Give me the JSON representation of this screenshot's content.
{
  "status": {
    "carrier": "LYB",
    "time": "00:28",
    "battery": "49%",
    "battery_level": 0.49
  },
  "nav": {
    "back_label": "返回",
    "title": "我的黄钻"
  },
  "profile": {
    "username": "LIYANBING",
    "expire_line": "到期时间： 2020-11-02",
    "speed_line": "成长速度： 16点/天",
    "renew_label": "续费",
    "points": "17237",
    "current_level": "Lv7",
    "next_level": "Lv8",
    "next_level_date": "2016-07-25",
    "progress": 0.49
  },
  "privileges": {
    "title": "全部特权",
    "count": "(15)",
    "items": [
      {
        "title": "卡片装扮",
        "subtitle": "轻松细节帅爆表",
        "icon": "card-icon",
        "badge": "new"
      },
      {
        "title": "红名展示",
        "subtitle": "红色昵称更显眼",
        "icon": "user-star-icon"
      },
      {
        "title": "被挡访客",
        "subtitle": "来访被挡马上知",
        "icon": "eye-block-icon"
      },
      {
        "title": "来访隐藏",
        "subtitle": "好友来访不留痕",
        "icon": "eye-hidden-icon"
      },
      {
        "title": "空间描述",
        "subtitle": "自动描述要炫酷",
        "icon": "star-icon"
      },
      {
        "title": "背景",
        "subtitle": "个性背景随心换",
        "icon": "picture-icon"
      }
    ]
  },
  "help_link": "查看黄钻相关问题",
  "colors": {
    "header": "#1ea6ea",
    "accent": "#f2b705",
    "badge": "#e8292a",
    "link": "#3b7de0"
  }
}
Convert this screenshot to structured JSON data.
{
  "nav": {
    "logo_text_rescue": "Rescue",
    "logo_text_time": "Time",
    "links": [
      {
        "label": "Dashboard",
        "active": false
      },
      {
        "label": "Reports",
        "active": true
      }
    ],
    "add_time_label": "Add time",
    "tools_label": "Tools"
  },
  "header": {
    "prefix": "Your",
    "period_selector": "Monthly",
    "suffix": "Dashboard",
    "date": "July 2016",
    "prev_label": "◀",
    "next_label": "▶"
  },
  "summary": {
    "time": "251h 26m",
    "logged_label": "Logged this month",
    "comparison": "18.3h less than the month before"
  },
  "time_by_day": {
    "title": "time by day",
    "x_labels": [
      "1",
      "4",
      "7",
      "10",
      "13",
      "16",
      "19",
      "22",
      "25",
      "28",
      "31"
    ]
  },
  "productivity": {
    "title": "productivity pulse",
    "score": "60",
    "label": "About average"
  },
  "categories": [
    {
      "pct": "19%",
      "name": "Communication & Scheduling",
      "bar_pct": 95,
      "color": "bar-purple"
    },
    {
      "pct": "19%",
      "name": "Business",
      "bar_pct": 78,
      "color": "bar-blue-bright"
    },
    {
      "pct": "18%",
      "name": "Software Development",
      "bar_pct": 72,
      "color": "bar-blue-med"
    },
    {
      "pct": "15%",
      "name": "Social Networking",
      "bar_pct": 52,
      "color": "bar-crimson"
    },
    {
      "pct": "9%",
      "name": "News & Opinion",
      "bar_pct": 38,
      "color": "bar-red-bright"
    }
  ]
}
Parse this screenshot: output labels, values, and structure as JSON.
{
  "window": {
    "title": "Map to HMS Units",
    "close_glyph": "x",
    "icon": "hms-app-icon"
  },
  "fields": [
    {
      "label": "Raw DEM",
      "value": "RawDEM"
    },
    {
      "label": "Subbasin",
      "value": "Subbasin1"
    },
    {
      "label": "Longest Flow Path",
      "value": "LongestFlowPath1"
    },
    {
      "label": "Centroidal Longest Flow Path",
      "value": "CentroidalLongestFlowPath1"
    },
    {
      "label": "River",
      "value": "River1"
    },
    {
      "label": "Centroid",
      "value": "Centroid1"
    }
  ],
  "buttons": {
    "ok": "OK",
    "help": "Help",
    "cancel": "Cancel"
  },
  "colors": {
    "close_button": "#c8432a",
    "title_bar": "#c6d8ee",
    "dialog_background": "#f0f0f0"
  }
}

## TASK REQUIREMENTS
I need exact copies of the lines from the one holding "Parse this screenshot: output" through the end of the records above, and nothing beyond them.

## REPLY TO THE EXERCISE
Parse this screenshot: output labels, values, and structure as JSON.
{
  "window": {
    "title": "Map to HMS Units",
    "close_glyph": "x",
    "icon": "hms-app-icon"
  },
  "fields": [
    {
      "label": "Raw DEM",
      "value": "RawDEM"
    },
    {
      "label": "Subbasin",
      "value": "Subbasin1"
    },
    {
      "label": "Longest Flow Path",
      "value": "LongestFlowPath1"
    },
    {
      "label": "Centroidal Longest Flow Path",
      "value": "CentroidalLongestFlowPath1"
    },
    {
      "label": "River",
      "value": "River1"
    },
    {
      "label": "Centroid",
      "value": "Centroid1"
    }
  ],
  "buttons": {
    "ok": "OK",
    "help": "Help",
    "cancel": "Cancel"
  },
  "colors": {
    "close_button": "#c8432a",
    "title_bar": "#c6d8ee",
    "dialog_background": "#f0f0f0"
  }
}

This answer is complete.